One Section Available to Choose From:
|Course Dates||Weeks||Meeting Times||Status||Instructor(s)||CRN|
|July 27, 2015 - July 31, 2015||1||M-F 8:30A-11:20A||Open||Liise Lehtsalu||10529|
How History is Made invites students into the historians' workshop and introduces them to the basics of historical research. We will handle, discuss, and evaluate the sources available to historians when they construct their narratives about the past. Students will learn to identify various types of sources, to analyze and to evaluate a source, and to recognize the various uses for a source.
How History is Made introduces students to written, oral, audio-visual, and material sources. We will begin with a section from The Prince by Niccolo Machiavelli, the quintessential piece of political writing and a widely used written source for historians. From there we move on to other types of written sources such as newspaper articles, letters, novels, and shopping lists. After written sources, we will consider oral sources in the form of interviews. Next will come audio-visual sources such as paintings, photos, and films. And finally, we will turn to material sources, including a pair of skinny jeans, a necklace, and a cell phone. With every new source type we encounter, we ask the following questions: Who produced this source and why? What are the inherent possibilities and limitations of this source? How does this source shape and frame a historical narrative? To enhance our understanding of the various sources, students will have the opportunity to visit a special collections library and see an early printed book, to make their own oral history, and to find a new piece of material history. Students will hone their analytical reading and observation skills and they will learn to think critically about the origins of the historical narratives they are used to reading in their textbooks and seeing on the History Channel.
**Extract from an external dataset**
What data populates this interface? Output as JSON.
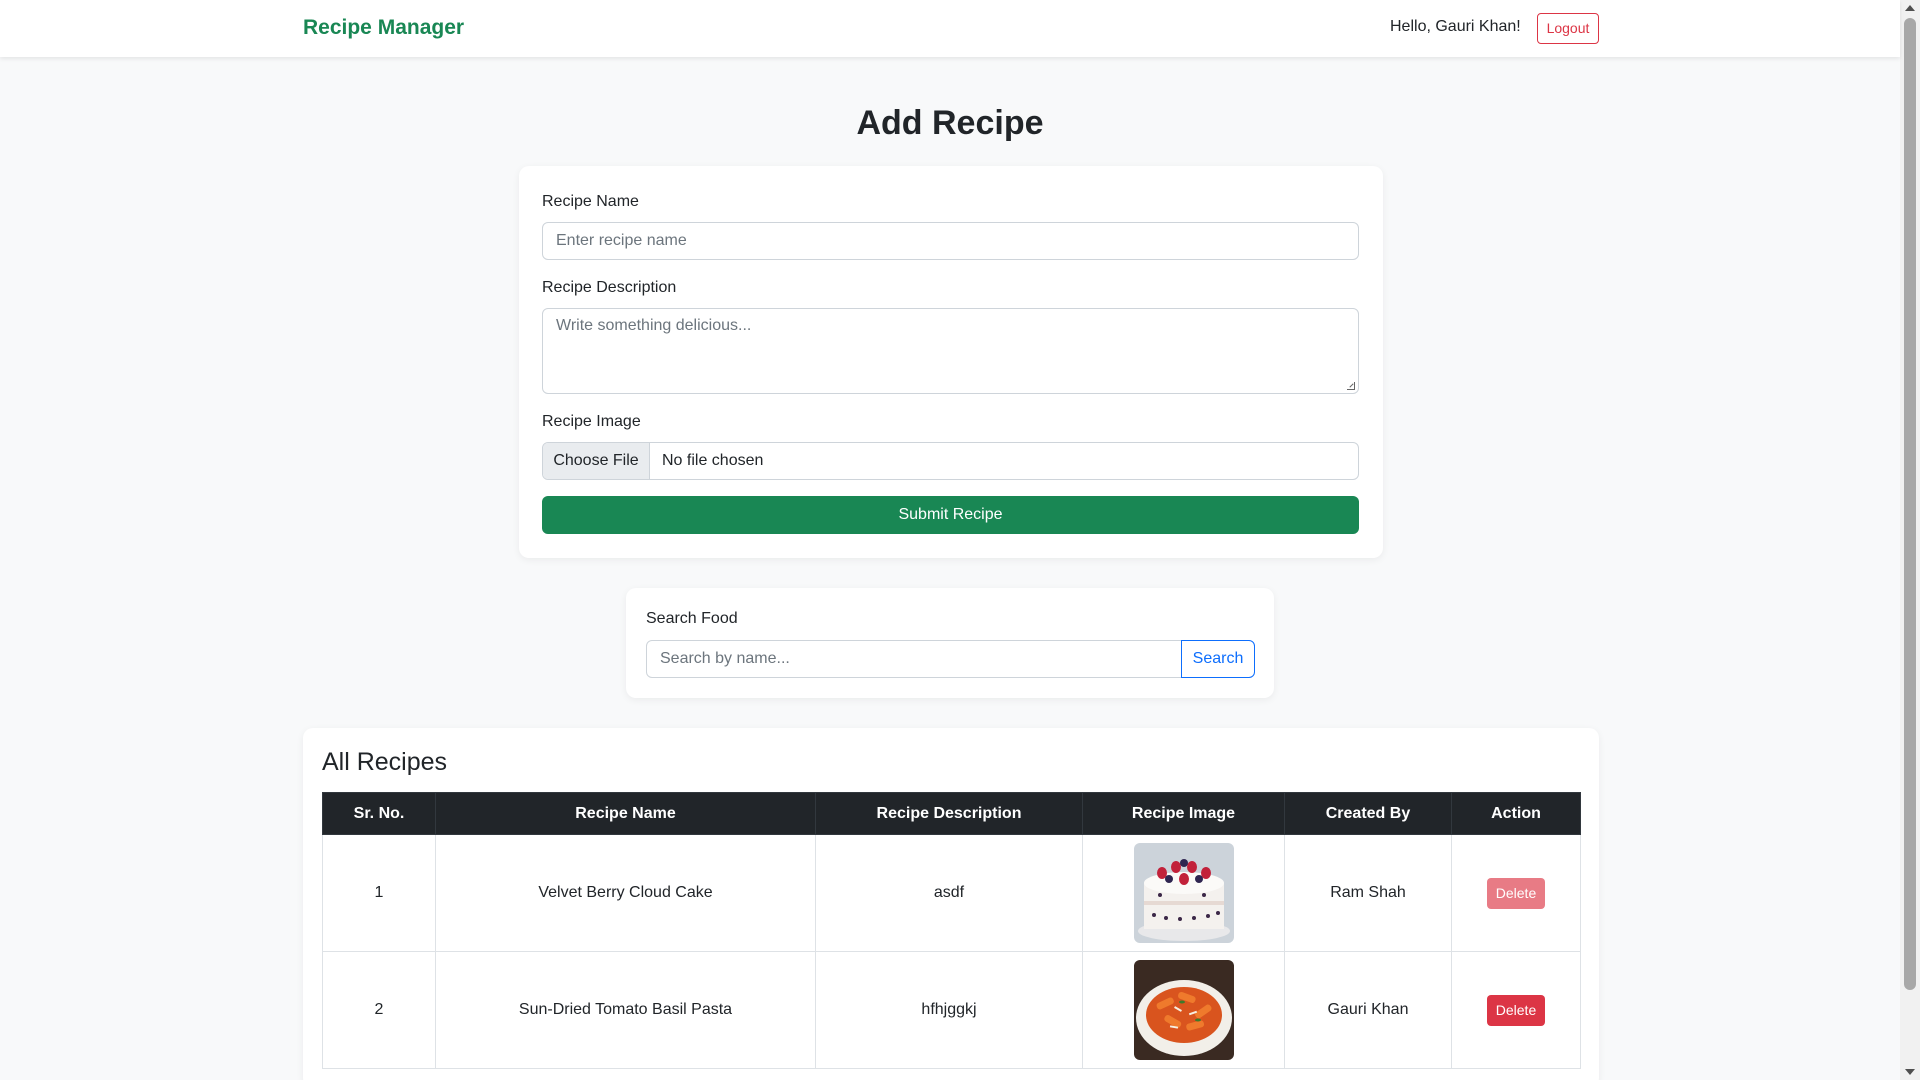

By the end of this course, students can recognize the various sources available to historians and will be able to critically evaluate these sources. Hands on experiences and in-class discussions, presentations, and short writing assignments will allow students to practice expressing their thoughts orally and in writing, in small group situations and in front of an audience. The course's emphasis on source analysis and critical reading will help prepare the students who wish to take a AP History exam or the IB Diploma history exam. The daily encounters with various primary sources and field trips to a special collections library and an art exhibit will introduce students to the foundations of college-level research in qualitative sources.
No prerequisites. The course is accessible to all interested students.